The elderly in Moldova is a very interesting topic. Although the elderly are respected (younger people should always greet the elderly with respect even when just walking past each other on the street) they are also often forgotten. I have found that the majority of elderly citizens in my village speak poor Romanian (the most widely used language in my village) and use Russian on a daily basis. This is probably mostly because of the hard effect of soviet times on these individuals. Their lives have been hard and many long for the days of communist control when bread was received after waiting with crowds of other people in line for provisions and bus rides were free for university students. These are the people that remind me how much it "costs" to become a democracy. They remind me what my relatives and ancestors fought to achieve. These are the pensioners (British term for retirees) who have to literally pinch pennies just to survive.
I was at the town market with my host mother one morning and we bumped into her history teacher from high school.

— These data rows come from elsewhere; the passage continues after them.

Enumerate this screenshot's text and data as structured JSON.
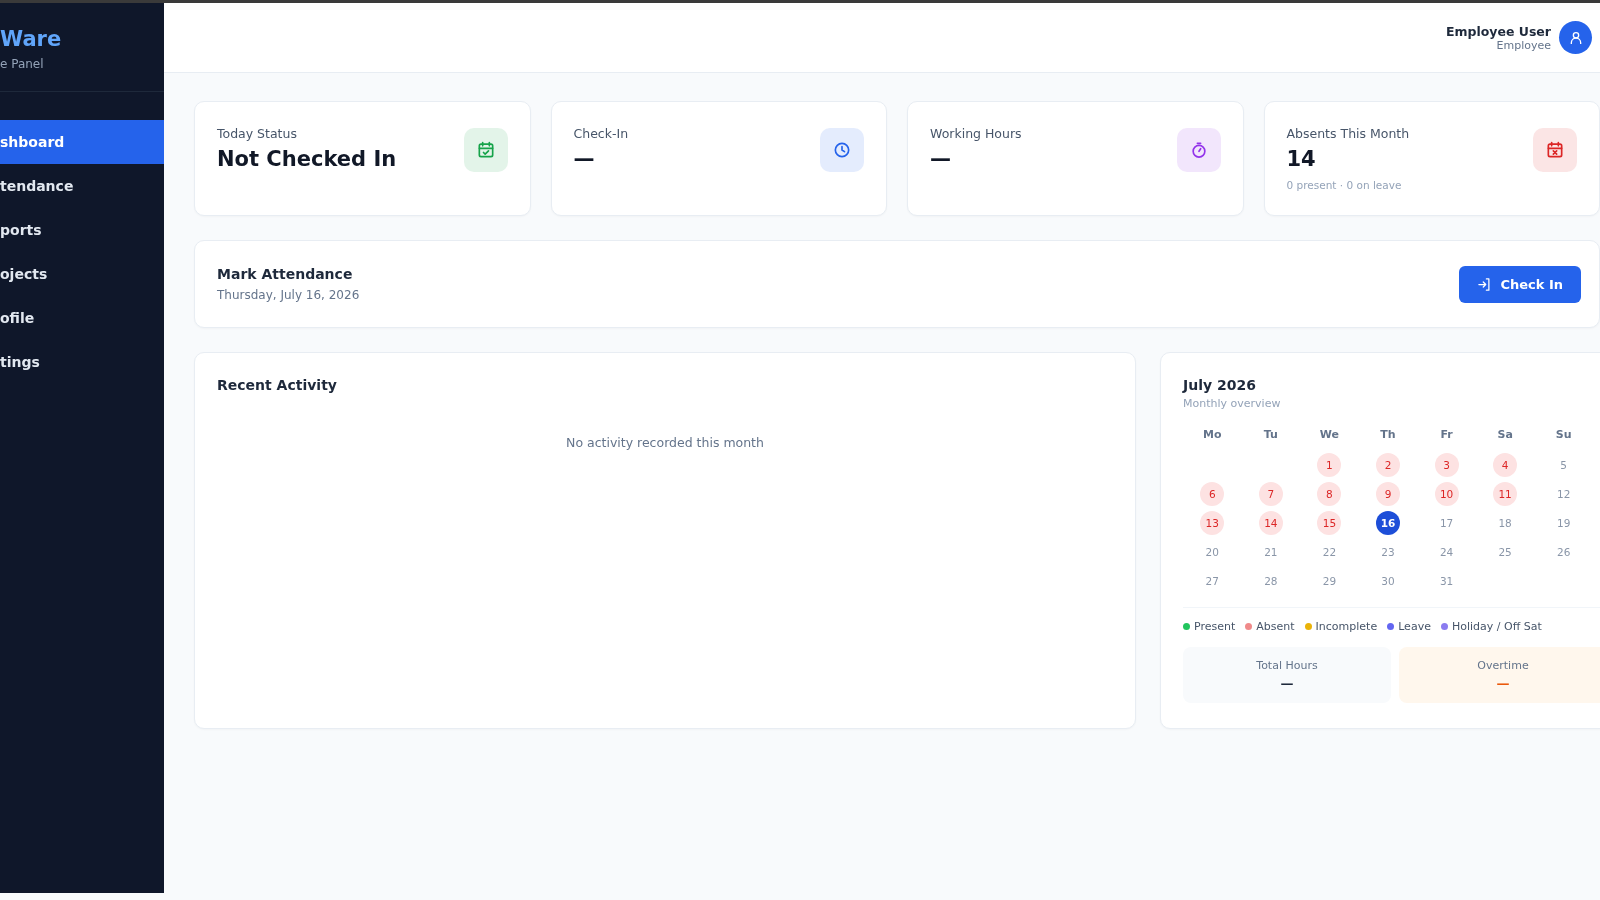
{
  "sidebar": {
    "brand": "Ware",
    "subtitle": "e Panel",
    "items": [
      {
        "label": "shboard",
        "selected": true
      },
      {
        "label": "tendance",
        "selected": false
      },
      {
        "label": "ports",
        "selected": false
      },
      {
        "label": "ojects",
        "selected": false
      },
      {
        "label": "ofile",
        "selected": false
      },
      {
        "label": "tings",
        "selected": false
      }
    ]
  },
  "header": {
    "user_name": "Employee User",
    "user_role": "Employee"
  },
  "stats": [
    {
      "label": "Today Status",
      "value": "Not Checked In",
      "kind": "status",
      "color": "#16a34a"
    },
    {
      "label": "Check-In",
      "value": "—",
      "kind": "check-in",
      "color": "#2563eb"
    },
    {
      "label": "Working Hours",
      "value": "—",
      "kind": "hours",
      "color": "#9333ea"
    },
    {
      "label": "Absents This Month",
      "value": "14",
      "note": "0 present · 0 on leave",
      "kind": "absents",
      "color": "#dc2626"
    }
  ],
  "mark_attendance": {
    "title": "Mark Attendance",
    "date": "Thursday, July 16, 2026",
    "button": "Check In"
  },
  "recent_activity": {
    "title": "Recent Activity",
    "empty_text": "No activity recorded this month"
  },
  "calendar": {
    "title": "July 2026",
    "subtitle": "Monthly overview",
    "weekdays": [
      "Mo",
      "Tu",
      "We",
      "Th",
      "Fr",
      "Sa",
      "Su"
    ],
    "weeks": [
      [
        {
          "kind": "blank"
        },
        {
          "kind": "blank"
        },
        {
          "day": "1",
          "kind": "absent"
        },
        {
          "day": "2",
          "kind": "absent"
        },
        {
          "day": "3",
          "kind": "absent"
        },
        {
          "day": "4",
          "kind": "absent"
        },
        {
          "day": "5",
          "kind": "off"
        }
      ],
      [
        {
          "day": "6",
          "kind": "absent"
        },
        {
          "day": "7",
          "kind": "absent"
        },
        {
          "day": "8",
          "kind": "absent"
        },
        {
          "day": "9",
          "kind": "absent"
        },
        {
          "day": "10",
          "kind": "absent"
        },
        {
          "day": "11",
          "kind": "absent"
        },
        {
          "day": "12",
          "kind": "off"
        }
      ],
      [
        {
          "day": "13",
          "kind": "absent"
        },
        {
          "day": "14",
          "kind": "absent"
        },
        {
          "day": "15",
          "kind": "absent"
        },
        {
          "day": "16",
          "kind": "today"
        },
        {
          "day": "17",
          "kind": "future"
        },
        {
          "day": "18",
          "kind": "future"
        },
        {
          "day": "19",
          "kind": "off"
        }
      ],
      [
        {
          "day": "20",
          "kind": "future"
        },
        {
          "day": "21",
          "kind": "future"
        },
        {
          "day": "22",
          "kind": "future"
        },
        {
          "day": "23",
          "kind": "future"
        },
        {
          "day": "24",
          "kind": "future"
        },
        {
          "day": "25",
          "kind": "future"
        },
        {
          "day": "26",
          "kind": "off"
        }
      ],
      [
        {
          "day": "27",
          "kind": "future"
        },
        {
          "day": "28",
          "kind": "future"
        },
        {
          "day": "29",
          "kind": "future"
        },
        {
          "day": "30",
          "kind": "future"
        },
        {
          "day": "31",
          "kind": "future"
        },
        {
          "kind": "blank"
        },
        {
          "kind": "blank"
        }
      ]
    ],
    "legend": [
      {
        "label": "Present",
        "color": "#22c55e"
      },
      {
        "label": "Absent",
        "color": "#f08a8a"
      },
      {
        "label": "Incomplete",
        "color": "#eab308"
      },
      {
        "label": "Leave",
        "color": "#6366f1"
      },
      {
        "label": "Holiday / Off Sat",
        "color": "#8b7cf0"
      }
    ],
    "totals": [
      {
        "label": "Total Hours",
        "value": "—",
        "kind": "hours"
      },
      {
        "label": "Overtime",
        "value": "—",
        "kind": "overtime"
      }
    ]
  }
}
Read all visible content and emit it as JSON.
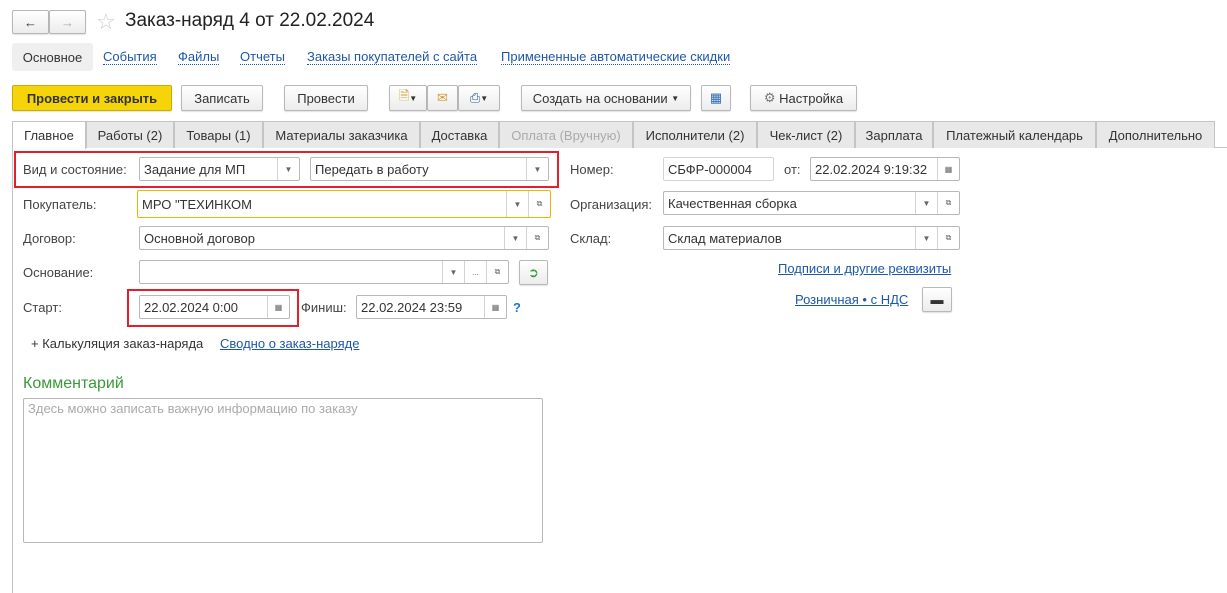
{
  "title": "Заказ-наряд 4 от 22.02.2024",
  "nav": [
    "Основное",
    "События",
    "Файлы",
    "Отчеты",
    "Заказы покупателей с сайта",
    "Примененные автоматические скидки"
  ],
  "toolbar": {
    "post_close": "Провести и закрыть",
    "save": "Записать",
    "post": "Провести",
    "create_based": "Создать на основании",
    "settings": "Настройка"
  },
  "tabs": [
    "Главное",
    "Работы (2)",
    "Товары (1)",
    "Материалы заказчика",
    "Доставка",
    "Оплата (Вручную)",
    "Исполнители (2)",
    "Чек-лист (2)",
    "Зарплата",
    "Платежный календарь",
    "Дополнительно"
  ],
  "form": {
    "kind_label": "Вид и состояние:",
    "kind": "Задание для МП",
    "state": "Передать в работу",
    "buyer_label": "Покупатель:",
    "buyer": "МРО \"ТЕХИНКОМ",
    "contract_label": "Договор:",
    "contract": "Основной договор",
    "basis_label": "Основание:",
    "basis": "",
    "start_label": "Старт:",
    "start": "22.02.2024  0:00",
    "finish_label": "Финиш:",
    "finish": "22.02.2024 23:59",
    "help": "?",
    "calc_link": "+ Калькуляция заказ-наряда",
    "summary_link": "Сводно о заказ-наряде",
    "number_label": "Номер:",
    "number": "СБФР-000004",
    "from_label": "от:",
    "date": "22.02.2024  9:19:32",
    "org_label": "Организация:",
    "org": "Качественная сборка",
    "warehouse_label": "Склад:",
    "warehouse": "Склад материалов",
    "signatures_link": "Подписи и другие реквизиты",
    "price_link": "Розничная • с НДС",
    "comment_title": "Комментарий",
    "comment_placeholder": "Здесь можно записать важную информацию по заказу"
  },
  "colors": {
    "primary_button": "#f5d50a",
    "link": "#1e58a8",
    "highlight": "#e0202a",
    "comment_title": "#3a9a3a"
  }
}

After exchanging our greetings and thoughts on the beautiful weather our conversation (or rather their conversation) moved on to the pains of life. As the old baba (derogatory word for grandmother in Russian) walked away she said something to the effect of "I hope to die soon so I won't have to experience another winter."
Needless to say life for the elderly is tough and there is some support but it is limited as it is for any marginalized population. For those that have family working abroad or have the privilege to live with their families they are well taken care of. Those that are left here without anyone have to depend on social assistance and neighbors which can sometimes be lacking. In such a destitute situation it is no wonder that the elderly population in Moldova has poor health, hygiene and tends to drink copious amounts of alcohol (whatever they can get their hands on really). It's sad. The government and the local communities need to take responsibility for their elderly.
Some resources I have found: